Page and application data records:
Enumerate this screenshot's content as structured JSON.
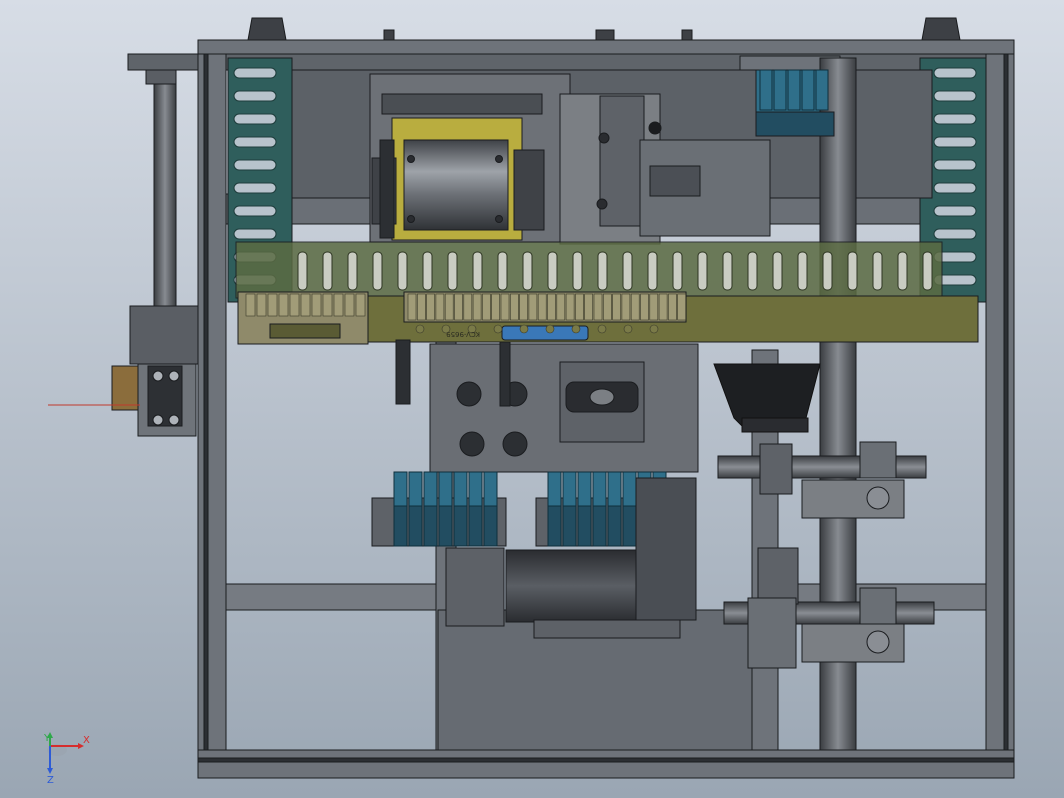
{
  "viewport": {
    "background_top": "#d7dde6",
    "background_bottom": "#9aa6b3"
  },
  "colors": {
    "frame": "#6e737a",
    "frame_dark": "#2c2f33",
    "frame_edge": "#1a1c1f",
    "plate": "#7b7f84",
    "cable_chain": "#2f5e5c",
    "cable_chain_dark": "#1e3c3b",
    "cable_tray": "#5b6b43",
    "din_rail": "#6e6f3c",
    "terminal": "#8f8a6a",
    "drum": "#b9ad3f",
    "drum_body": "#5e6166",
    "valve": "#2f6f8a",
    "valve_dark": "#224d61",
    "connector_blue": "#3a78b8",
    "hopper": "#1d1f22",
    "laser": "#c0392b",
    "triad_x": "#d62d2d",
    "triad_y": "#2fa84a",
    "triad_z": "#2d5bd6"
  },
  "annotations": {
    "rail_marking": "KCV-9659"
  },
  "triad": {
    "x_label": "X",
    "y_label": "Y",
    "z_label": "Z"
  }
}
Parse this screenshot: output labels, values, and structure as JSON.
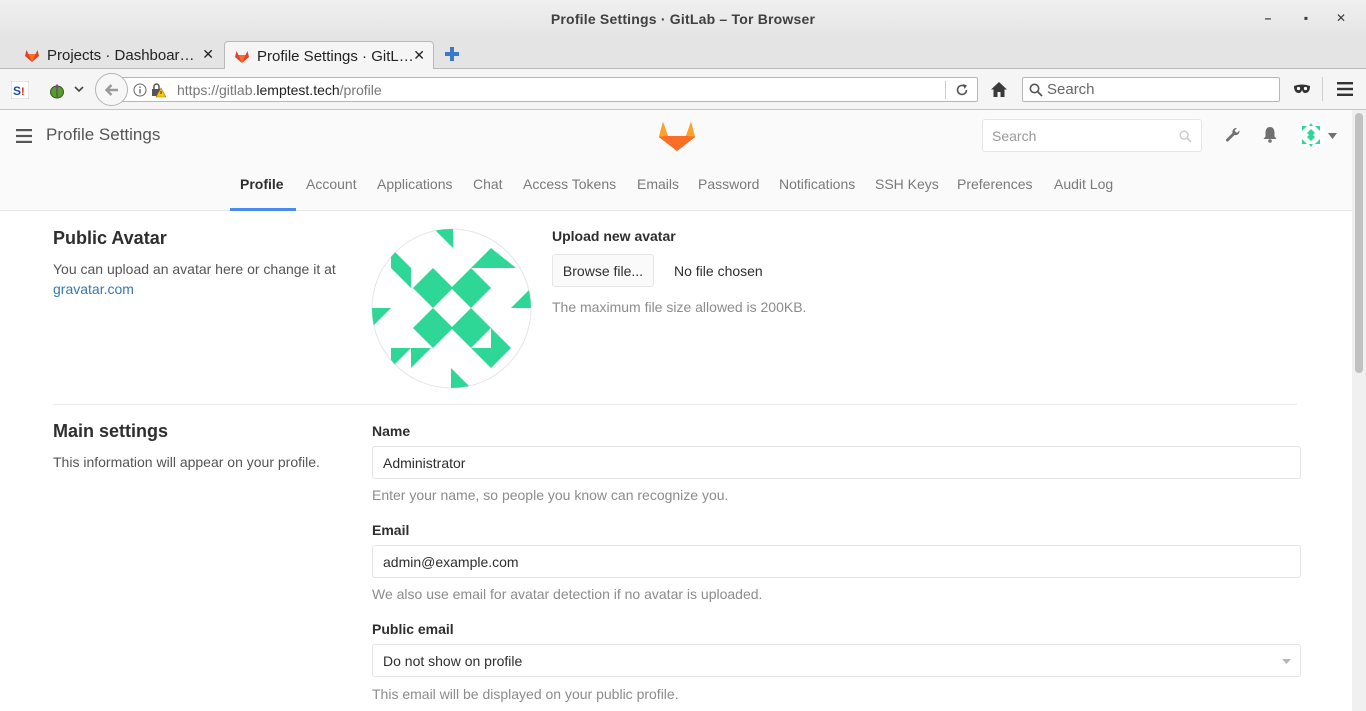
{
  "window": {
    "title": "Profile Settings · GitLab – Tor Browser"
  },
  "tabs": [
    {
      "label": "Projects · Dashboar…",
      "active": false
    },
    {
      "label": "Profile Settings · GitL…",
      "active": true
    }
  ],
  "nav": {
    "url_scheme": "https://gitlab.",
    "url_host": "lemptest.tech",
    "url_path": "/profile",
    "search_placeholder": "Search"
  },
  "header": {
    "page_title": "Profile Settings",
    "search_placeholder": "Search"
  },
  "subnav": [
    "Profile",
    "Account",
    "Applications",
    "Chat",
    "Access Tokens",
    "Emails",
    "Password",
    "Notifications",
    "SSH Keys",
    "Preferences",
    "Audit Log"
  ],
  "avatar_section": {
    "title": "Public Avatar",
    "desc": "You can upload an avatar here or change it at ",
    "link": "gravatar.com",
    "upload_label": "Upload new avatar",
    "browse_label": "Browse file...",
    "no_file": "No file chosen",
    "max_size": "The maximum file size allowed is 200KB."
  },
  "main_section": {
    "title": "Main settings",
    "desc": "This information will appear on your profile.",
    "name_label": "Name",
    "name_value": "Administrator",
    "name_help": "Enter your name, so people you know can recognize you.",
    "email_label": "Email",
    "email_value": "admin@example.com",
    "email_help": "We also use email for avatar detection if no avatar is uploaded.",
    "public_email_label": "Public email",
    "public_email_value": "Do not show on profile",
    "public_email_help": "This email will be displayed on your public profile."
  },
  "colors": {
    "accent_blue": "#4a8bee",
    "link": "#3777b0",
    "avatar_green": "#2fd797",
    "gitlab_orange": "#fc6d26"
  }
}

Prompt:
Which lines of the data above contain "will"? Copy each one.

Response to this exercise:
    "desc": "This information will appear on your profile.",
    "public_email_help": "This email will be displayed on your public profile."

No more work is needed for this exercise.